I usually don’t just repost other people’s posts, but this one really deserves some extra attention. It explains a very elegant way to hop using SSH.
Posts tagged ‘links’
I just read this message by Mark Andrews on the BIND mailing list. It explains the possible issues with DNSSEC and over-protective firewalls, giving test-commands to verify your setup. This post is also interesting for regular DNS traffic, since a firewall doesn’t know the difference.
Since I like to follow up on my RSS-feeds from multiple locations and computers, a regular desktop-based aggregator does not fit my needs. I played around in Google’s Reader, which is a very nice tool. Personally I don’t like my data to be in someone’s cloud. Although unlikely, Google can decide to sell your RSS-ing habits to the highest bidder or vaporize your hard-gathered collection of feeds.
That’s why I wanted to host a Reader-like interface on my own server. Some Googling around – yes, they do have a very good search engine – I found this wonderful, open source, PHP application: feed on feeds. Some highlights:
- Keyboard shortcuts: read your feeds with only the keyboard, no clicking around
- Shared items: Create an RSS-feed of interesting posts you read
- Tagging: tag items with custom tags (manually or automatically)
When doing some research on the different tables in iptables, I was trying to figure out in what order what tables are traversed.

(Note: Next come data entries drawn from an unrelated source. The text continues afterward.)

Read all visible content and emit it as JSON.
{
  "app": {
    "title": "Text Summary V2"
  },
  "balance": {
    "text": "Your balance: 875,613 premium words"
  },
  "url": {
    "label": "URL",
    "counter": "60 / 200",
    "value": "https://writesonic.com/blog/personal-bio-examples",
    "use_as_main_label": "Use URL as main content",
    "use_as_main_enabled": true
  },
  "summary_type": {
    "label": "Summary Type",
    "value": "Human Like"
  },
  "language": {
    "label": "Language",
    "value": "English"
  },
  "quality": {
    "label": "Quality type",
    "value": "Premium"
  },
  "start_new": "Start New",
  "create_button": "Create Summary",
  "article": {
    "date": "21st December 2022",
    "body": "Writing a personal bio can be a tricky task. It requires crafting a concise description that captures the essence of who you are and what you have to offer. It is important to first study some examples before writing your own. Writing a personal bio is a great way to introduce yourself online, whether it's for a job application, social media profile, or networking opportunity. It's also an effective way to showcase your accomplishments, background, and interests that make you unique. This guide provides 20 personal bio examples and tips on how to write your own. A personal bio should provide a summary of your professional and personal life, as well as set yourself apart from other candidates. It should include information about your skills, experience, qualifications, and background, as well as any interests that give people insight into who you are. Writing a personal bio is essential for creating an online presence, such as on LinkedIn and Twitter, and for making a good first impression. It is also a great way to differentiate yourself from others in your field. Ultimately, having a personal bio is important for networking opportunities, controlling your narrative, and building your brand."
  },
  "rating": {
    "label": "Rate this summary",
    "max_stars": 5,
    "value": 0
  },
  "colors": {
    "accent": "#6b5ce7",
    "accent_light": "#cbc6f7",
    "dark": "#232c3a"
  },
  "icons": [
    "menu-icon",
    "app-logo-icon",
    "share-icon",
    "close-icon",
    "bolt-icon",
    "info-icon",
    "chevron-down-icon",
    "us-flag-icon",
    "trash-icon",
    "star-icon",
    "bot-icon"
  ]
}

Obviously PREROUTING happens before POSTROUTING, but it becomes more difficult to figure out if mangle happens before are after nat.
Recent tests on kernel 3.13.0 (Ubuntu Trusty 14.04) show that tcpdump captures before mange-PREROUTING and after nat-POSTROUTING.
When I’m debugging serial communications, it’s very useful to run the standard application inside a VM. This allows me to connect the virtual RS232 port to the physical one with socat, which provides me with a detailed log of every byte.
The VMware products under Windows and linux have the option to connect their serial port to a “named pipe“, although it’s more a socket, since they allow bidirectional communication. Strangely enough, VMware Fusion, the Mac product, does not have this option.
Up until now, I logged into my blog using the standard username/password. Since my blog is hosted as a vhost, setting up SSL (https) is a pain: You either need a dedicated IP:port per ssl-vhost, or need to work with certificates that list multiple domains (Update 2009-04-18: SNI). Running SSL on a non-standard port works pretty well, but most firewalls don’t like that. Conclusion: the only widely available way to log into my blog is over plain http. Needless to say, I don’t like my password going in plaintext over the Internet.
My previous system was a Linux-box. I made some adjustments to my keyboard in order to make it “better”. Since I use Vim a lot (apologies to Emacs-fans), the escape-key is doing overtime. On a normal keyboard however, the escape-key is located at the top left. Other keys are very near the main keyboard, but are hardly used. I almost never use the CapsLock key at all. So I switched both keys around, giving the CapsLock key the escape-function and the other way around.
Under Linux, you can remap keys using. It seems that Windows has a similar feature, although much less documented. Here is a short summary of .
I just found a Bluetooth. By using the Proximity tool, my MacBook Pro can monitor the precense of my cell phone. Proximity will run an AppleScript when a selected device enters and/or leaves Bluetooth range. Most phones are class 2 Bluetooth devices, which gives a range of 10m (outdoors). This allows you to automatically lock your desktop when you leave and unlock when you come back.describing nice things to do with